Manufactured Home Transport

Purchasing Land for Your Manufactured Home

Reid Kurtenbach

So, you’re pretty much set on purchasing a manufactured home (also known as mobile home), and you have this incredible idea in your mind of how you want it to be. What comes next?

Truth be told, having your land ready for your manufactured home can be a source for headaches and really terrible experiences. Even if you find exactly what you’ve been dreaming of (landwise) it might end up being a huge burden, financially and emotionally, if you don’t make all the right questions and preparations, because buying the land is just the beginning.

In order to avoid all the confusion and make this as hassle-free as possible, here are some things you need to verify before you make an offer and buy something that will be more trouble than it’s worth.

Property zoning

It seems pretty obvious, right? Well not really.

Many buyers only look at the land itself and don’t stop to ask about city guidelines and restrictions and end up buying land where they’re not allowed to bring in a manufactured home. Make sure you ask about this if it’s not already disclosed on the property’s listing. Better safe than sorry.

Flood plain disclosure 

Do you really know where you’re standing? Chances are, if its summer, you don’t.

You need to ask this bluntly, even if the city considers the land adequate for a manufactured home. If it rains too much and you’re in a floodplain, you may be throwing money into the water.

Location of utilities

So here’s the thing: everyone has access to utilities.

Utilities can be on the property itself, or 35 blocks away or 60 blocks away… see where I’m getting at? You need to ask if utilities are on site or if you’ll have to pay to have access to them and get them installed which can, unfortunately, mean a lot of money depending on how far away they’re from your land.

Electric meter

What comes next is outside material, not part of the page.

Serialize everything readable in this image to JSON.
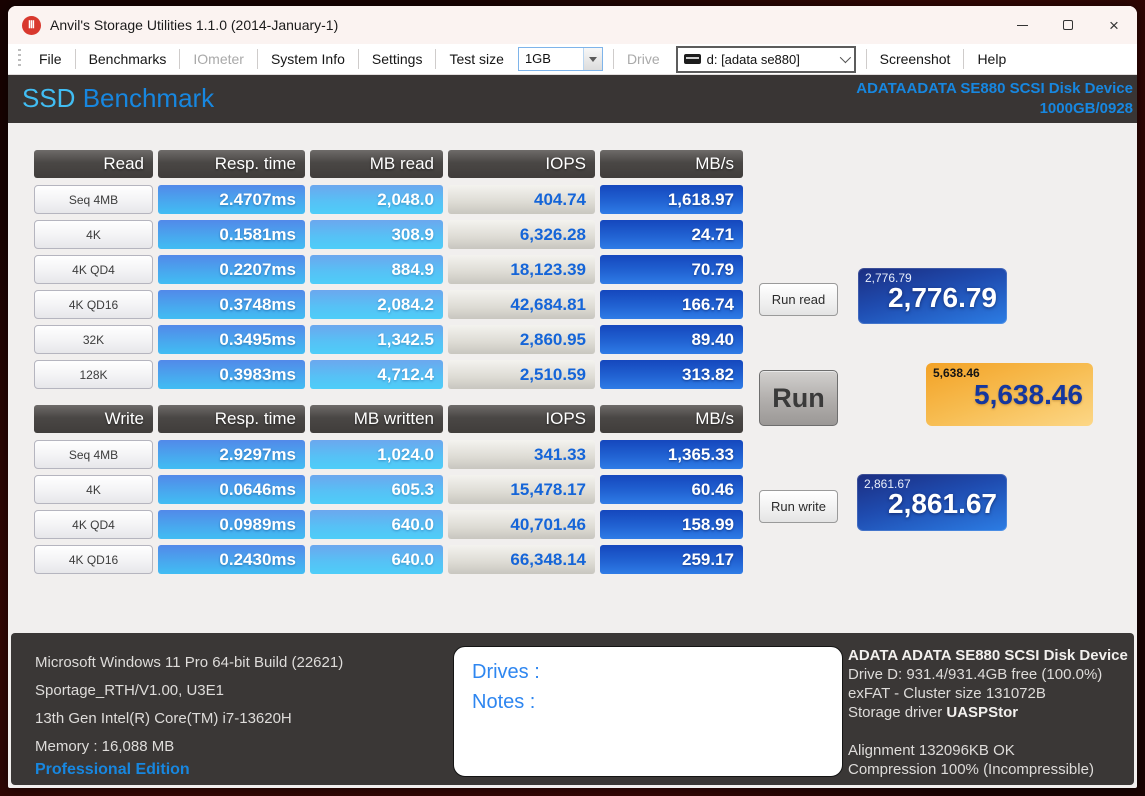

Ideally, by now, you should’ve asked about the utilities and found out that everything is available and already installed. When investing in real estate, whereas in a property or land to build. Asking questions is the key for you to get a fair deal and the most bang for your buck.

Some of the questions you might want to ask are: Is an electric meter already installed? If there is, what type?

And this is clearly very important as it’s definitely not the same to have a 200 amp service than just a 100 amp service. Upgrading what you received to a 200 amp service can be up to $3,000 depending on the area where you’re located.

Water meter

Make sure you ask about a water meter on site, and if there’s one, continue to ask if there’s a service actually connected to it. When buying land, odds are it doesn’t have services installed or worse, that it did but it’s no longer running and it will be up to you to figure it out if you don’t ask about it before buying.

Don’t fall into that.

In Colorado, the rates start at $5,000 for the smallest meter. Connecting a water meter to a tap can get very expensive depending on the capacity of the meter itself and it would be ideal if you could avoid that by asking the right questions.

Septic tank

Not all properties have a septic tank; some would say it’s not necessary and they’d probably be right. However, it really would be a nice plus for anyone if the property isn’t connected to the city or county sewer system.

Now, if there is a septic tank you need to ask basic questions about it. What’s the capacity of the septic tank? When was it installed? Is it still functional? Is it older than 20 years?

This is just common sense. You don’t want to start living in your dream home and have a septic tank flood/accident. Plus, there are now regulations for septic tanks as well and you want to make sure you stay compliant to avoid fees or fines.

Life-changing decision

Your ultimate goal is to pay a fair price for the land in which you’ll set your manufactured home upon. Preparing for the purchase by doing your homework and not being afraid of asking everything you have doubts about could be the difference between a deal of a lifetime and a poor investment decision.

Knowing what you want and need in your property will help you save time and money and make this a stress-free process.

Final thoughts

Now, if at some point you want to sell your manufactured home or if you already own one but want to buy a different one, don’t hesitate to reach out to us. We, at Land Home Buyer, have been in the business of buying and selling manufactured homes with land for years. In fact, we may just be the buyer you’re looking for. Give us a call at 1-866-652-5263. We purchase manufactured homes in as-is condition and you won’t have to pay any commissions or fees.

Manufactured Home Seller's Guide